The form of cancer examined in the study was “ER-positive” breast cancer (which means the tumour possessed receptors for the hormone oestrogen that had not yet spread to nearby lymph nodes).
What did the research involve?
The researchers developed their new risk-assessment measurement based on the currently used RS measure as well as pathological and clinical factors. They then compared the ability of this new measure to determine the risk of cancer recurrence, as well as the benefit of chemotherapy, compared to RS assessment alone.
To compare the two prediction models, the researchers performed a meta-analysis of data from two previous randomised control trials. Patients from the previous trials were included in the analysis if there were data available on their recurrence score (RS), age and tumour size and grade. The researchers used this data to generate RSPC values for each subject and looked at how accurately they predicted recurrence over 10 years. The researchers also assessed the ability of the new measure to predict the benefit of chemotherapy, compared to the RS alone.
Meta-analysis is a useful method of estimating an overall effect or outcome. By combining studies, this technique increases the number of participants included in the analysis, and thus improves the “power” or ability of the analysis to detect an effect.
What were the basic results?
The researchers found that the RSPC had a significantly greater ability to determine risk of disease recurrence over 10 years than either RS values alone or pathological and clinical factors alone.
The researchers compared the proportions of patients each system classified in each risk category. They found that:
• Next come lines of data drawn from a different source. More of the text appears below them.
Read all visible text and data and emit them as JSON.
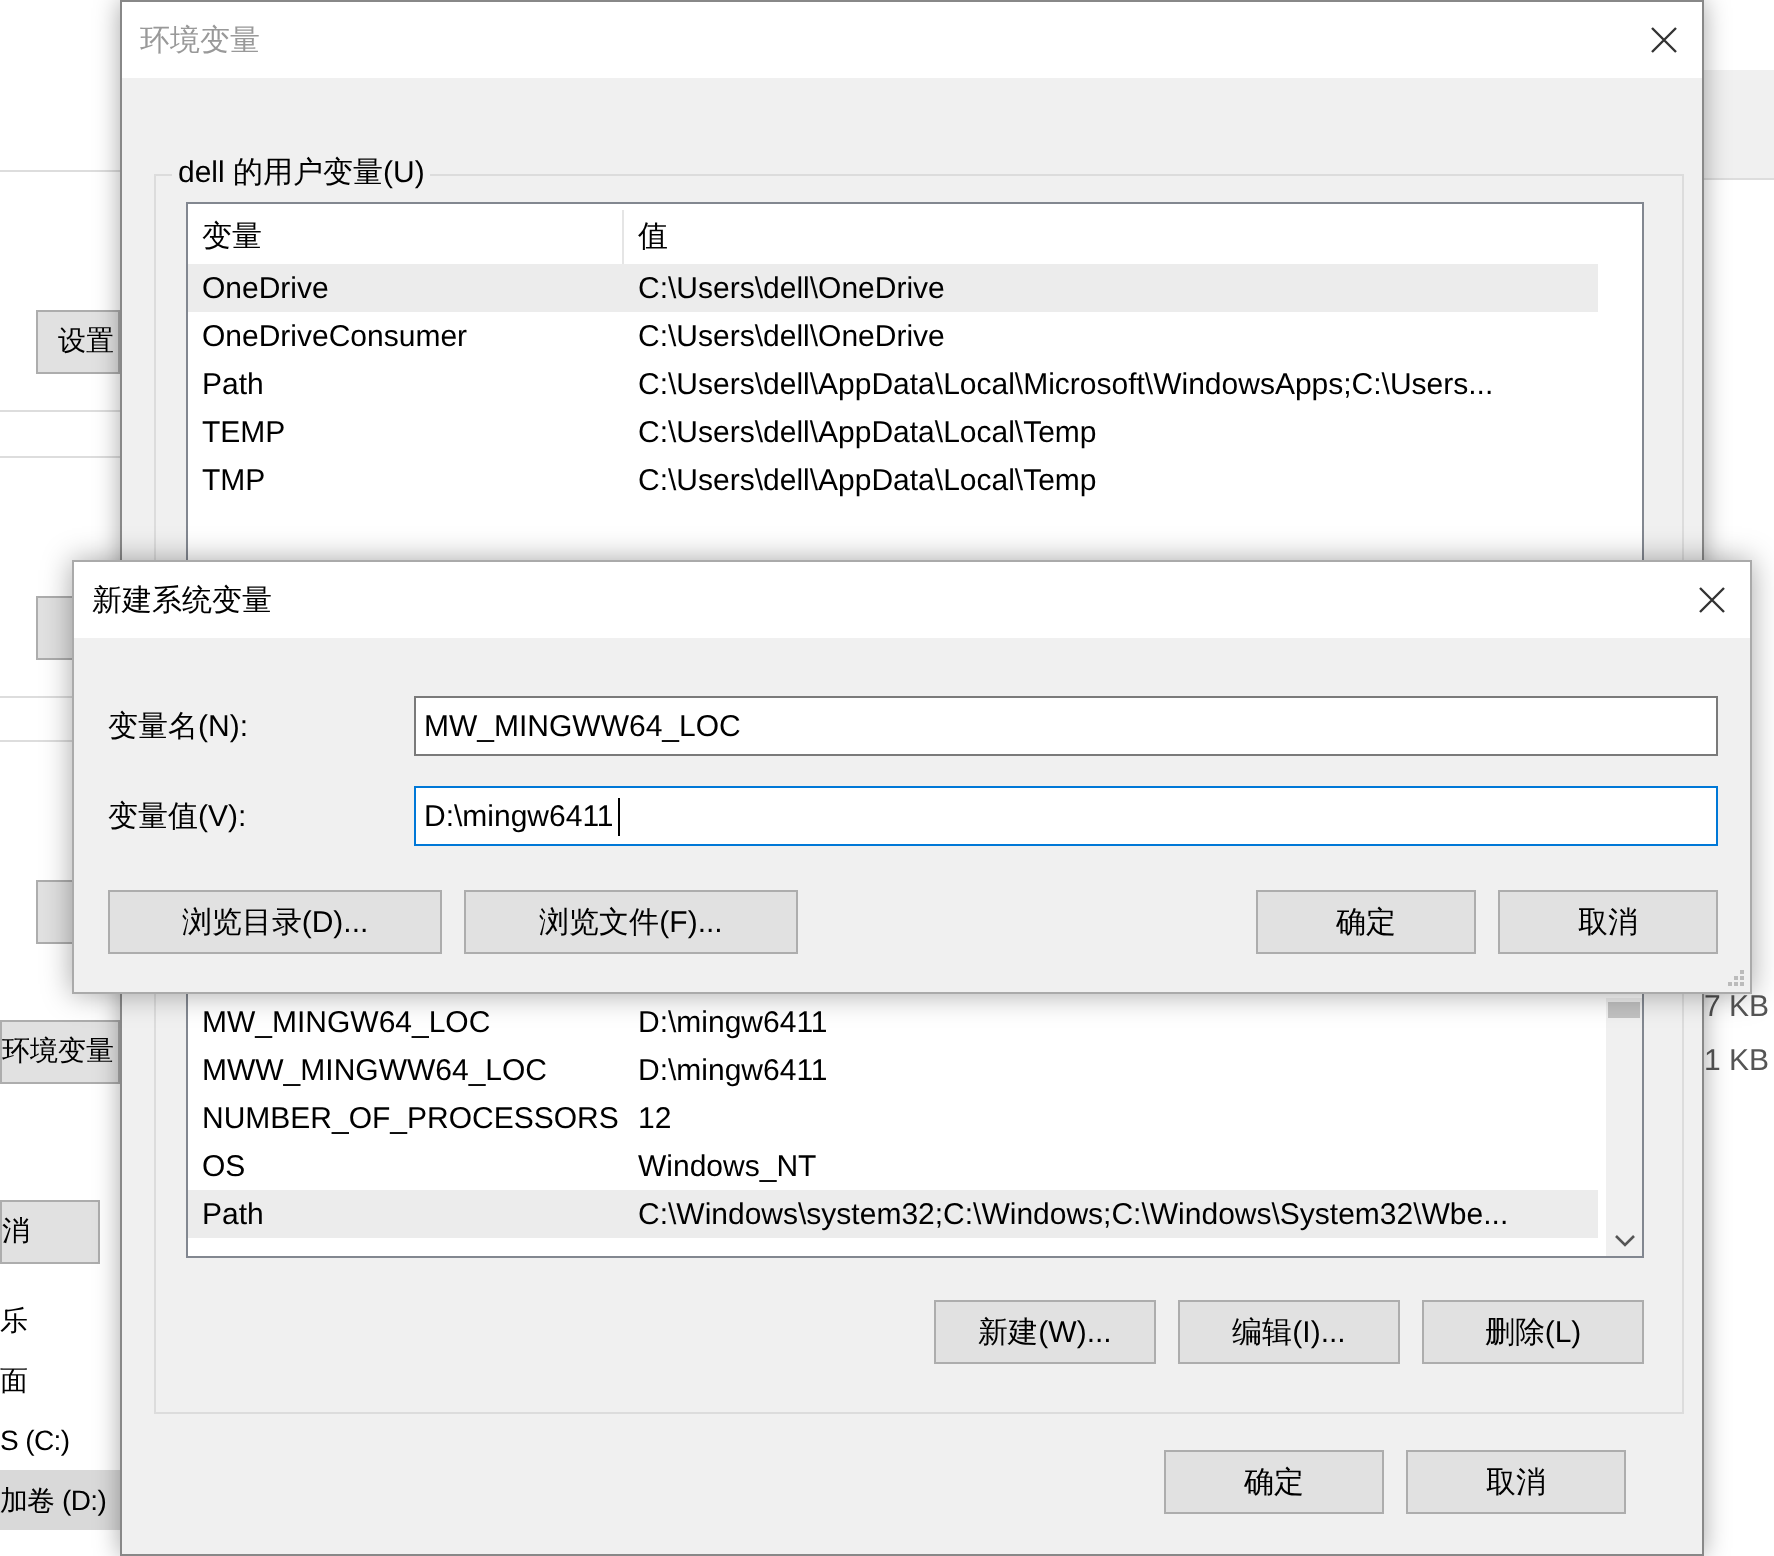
{
  "background_window": {
    "buttons": [
      {
        "label": "设置"
      },
      {
        "label": "环境变量"
      },
      {
        "label": "消"
      }
    ],
    "drives": [
      {
        "label": "乐",
        "selected": false
      },
      {
        "label": "面",
        "selected": false
      },
      {
        "label": "S (C:)",
        "selected": false
      },
      {
        "label": "加卷 (D:)",
        "selected": true
      }
    ],
    "sizes": [
      "7 KB",
      "1 KB"
    ]
  },
  "env_window": {
    "title": "环境变量",
    "user_group": {
      "title": "dell 的用户变量(U)",
      "columns": [
        "变量",
        "值"
      ],
      "rows": [
        {
          "name": "OneDrive",
          "value": "C:\\Users\\dell\\OneDrive",
          "selected": true
        },
        {
          "name": "OneDriveConsumer",
          "value": "C:\\Users\\dell\\OneDrive",
          "selected": false
        },
        {
          "name": "Path",
          "value": "C:\\Users\\dell\\AppData\\Local\\Microsoft\\WindowsApps;C:\\Users...",
          "selected": false
        },
        {
          "name": "TEMP",
          "value": "C:\\Users\\dell\\AppData\\Local\\Temp",
          "selected": false
        },
        {
          "name": "TMP",
          "value": "C:\\Users\\dell\\AppData\\Local\\Temp",
          "selected": false
        }
      ]
    },
    "system_group": {
      "rows": [
        {
          "name": "MW_MINGW64_LOC",
          "value": "D:\\mingw6411",
          "selected": false
        },
        {
          "name": "MWW_MINGWW64_LOC",
          "value": "D:\\mingw6411",
          "selected": false
        },
        {
          "name": "NUMBER_OF_PROCESSORS",
          "value": "12",
          "selected": false
        },
        {
          "name": "OS",
          "value": "Windows_NT",
          "selected": false
        },
        {
          "name": "Path",
          "value": "C:\\Windows\\system32;C:\\Windows;C:\\Windows\\System32\\Wbe...",
          "selected": true
        }
      ],
      "buttons": [
        "新建(W)...",
        "编辑(I)...",
        "删除(L)"
      ]
    },
    "buttons": [
      "确定",
      "取消"
    ]
  },
  "dialog": {
    "title": "新建系统变量",
    "fields": [
      {
        "label": "变量名(N):",
        "value": "MW_MINGWW64_LOC",
        "focused": false
      },
      {
        "label": "变量值(V):",
        "value": "D:\\mingw6411",
        "focused": true
      }
    ],
    "left_buttons": [
      "浏览目录(D)...",
      "浏览文件(F)..."
    ],
    "right_buttons": [
      "确定",
      "取消"
    ]
  }
}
- Under their RSPC model, 33% fewer patients were classified as having intermediate risk of recurrence.
- Under their RSPC model, 18% more patients were classified as having low risk of recurrence.
- A similar proportion of patients were classified as being at high risk of disease recurrence using the two models.
The researchers found that a high proportion of patients (71.9%) classified by RS as being at intermediate risk were moved to other risk categories under the RSPC system: 16.9% moved into the high-risk category and 55.1% into the low-risk category.
Many of the patients (68%) had RSPC values within 5% of the RS values.
How did the researchers interpret the results?
The researchers concluded that RSPC assessment is a refinement of the estimate provided by RS alone, and that RSPC can provide greater accuracy in the assessment of distant (10-year) risk of disease recurrence when the RS estimate and other clinical measurements are contradictory.
This study assessed a new combined test’s ability to predict the risk of disease recurrence in oestrogen-receptor-positive breast cancer patients whose disease had not spread to nearby lymph nodes. The test builds on an existing genetic measure, but adds clinical factors to classify a patient’s risk level.
The researchers found that the new test classified more patients at low risk for disease recurrence compared to the original test. However, it did not improve the ability to predict a patient’s potential benefit from receiving chemotherapy.
The researchers say that planning cancer treatments should be based on both the benefits and risks of treatment for each individual patient. The researchers say that their test is not going to be of benefit for all patients and that those who have been classified as either at low or high risk based on their recurrence scores are unlikely to benefit from the new combined test. Those classified as at intermediate risk based on their RS are more likely to benefit from the new test, as it appears to assess more accurately the recurrence risk for this group of patients.
The researchers conclude that RSPC can aid in making chemotherapy decisions in cases where RS and clinical measures do not agree, for instance, when RS predicts high risk of recurrence, but tumour size and other clinical factors predict low risk.
It should be noted that around one in three breast cancers is negative for oestrogen receptors, and this study cannot tell us about the model’s use on ER-negative cancers or those that have spread.